Task to complete. Please restate all of the records word for word, setting the pictures aside.

'''

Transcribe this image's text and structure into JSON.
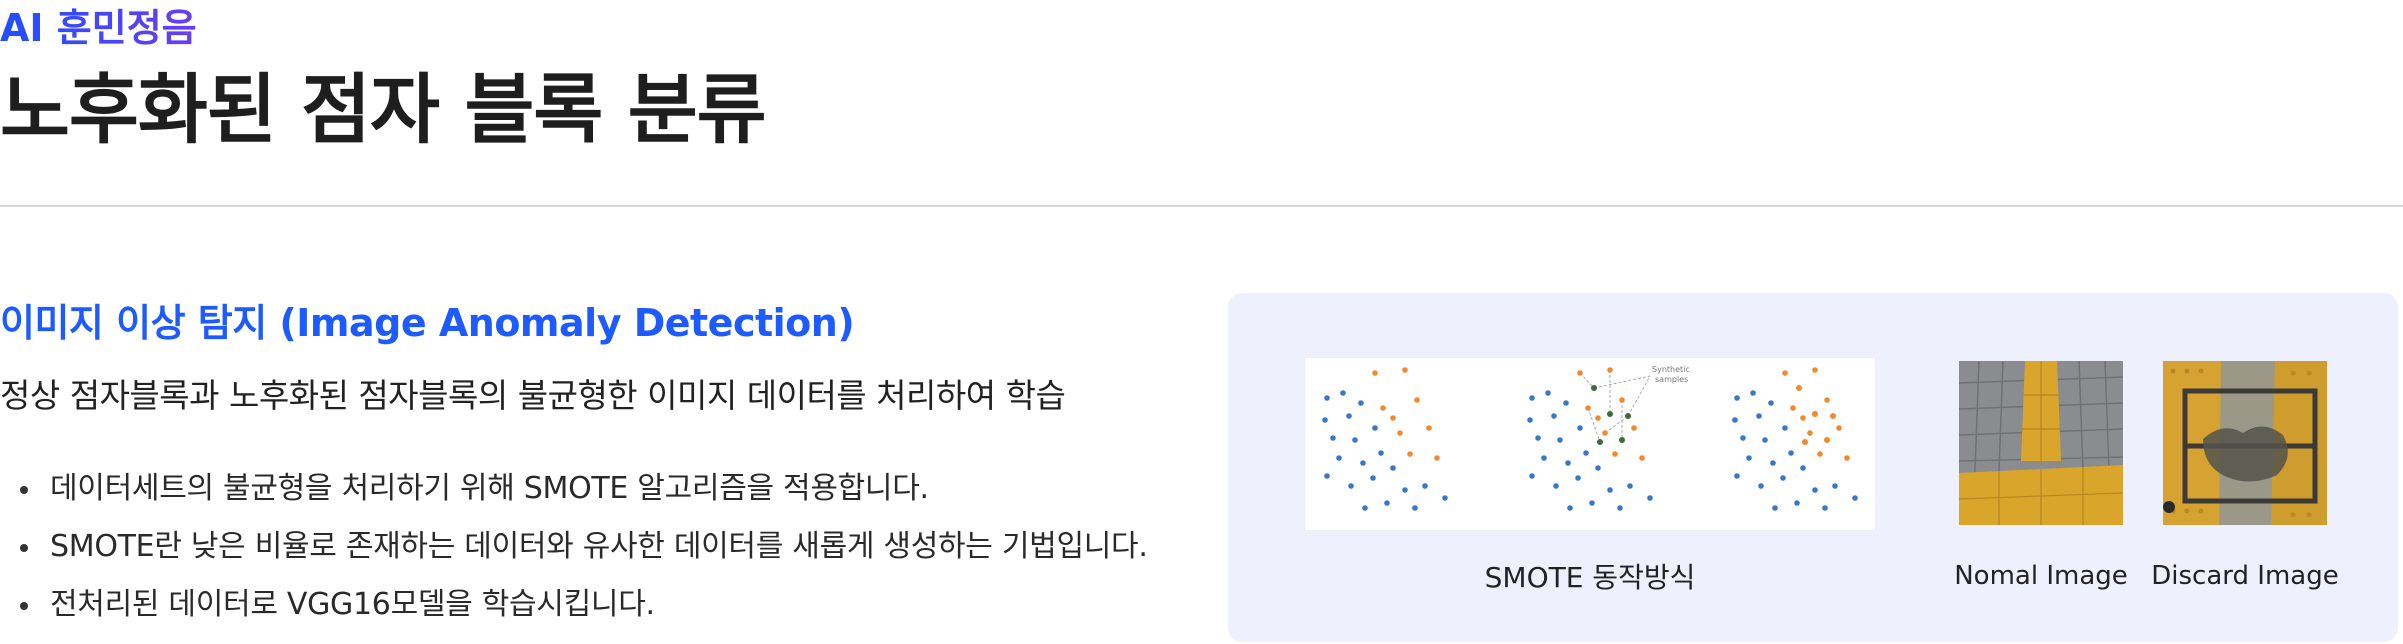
{
  "header": {
    "brand": "AI 훈민정음",
    "title": "노후화된 점자 블록 분류"
  },
  "section": {
    "title": "이미지 이상 탐지 (Image Anomaly Detection)",
    "subtitle": "정상 점자블록과 노후화된 점자블록의 불균형한 이미지 데이터를 처리하여 학습",
    "bullets": [
      "데이터세트의 불균형을 처리하기 위해 SMOTE 알고리즘을 적용합니다.",
      "SMOTE란 낮은 비율로 존재하는 데이터와 유사한 데이터를 새롭게 생성하는 기법입니다.",
      "전처리된 데이터로 VGG16모델을 학습시킵니다."
    ]
  },
  "figures": {
    "smote": {
      "caption": "SMOTE 동작방식",
      "annotation": [
        "Synthetic",
        "samples"
      ],
      "colors": {
        "majority": "#3a78c2",
        "minority": "#f08a2c",
        "synthetic": "#3f6b3a"
      }
    },
    "normal_caption": "Nomal Image",
    "discard_caption": "Discard Image"
  }
}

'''

Task output.
Transcribe this image's text and structure into JSON.
{
  "header": {
    "brand": "AI 훈민정음",
    "title": "노후화된 점자 블록 분류"
  },
  "section": {
    "title": "이미지 이상 탐지 (Image Anomaly Detection)",
    "subtitle": "정상 점자블록과 노후화된 점자블록의 불균형한 이미지 데이터를 처리하여 학습",
    "bullets": [
      "데이터세트의 불균형을 처리하기 위해 SMOTE 알고리즘을 적용합니다.",
      "SMOTE란 낮은 비율로 존재하는 데이터와 유사한 데이터를 새롭게 생성하는 기법입니다.",
      "전처리된 데이터로 VGG16모델을 학습시킵니다."
    ]
  },
  "figures": {
    "smote": {
      "caption": "SMOTE 동작방식",
      "annotation": [
        "Synthetic",
        "samples"
      ],
      "colors": {
        "majority": "#3a78c2",
        "minority": "#f08a2c",
        "synthetic": "#3f6b3a"
      }
    },
    "normal_caption": "Nomal Image",
    "discard_caption": "Discard Image"
  }
}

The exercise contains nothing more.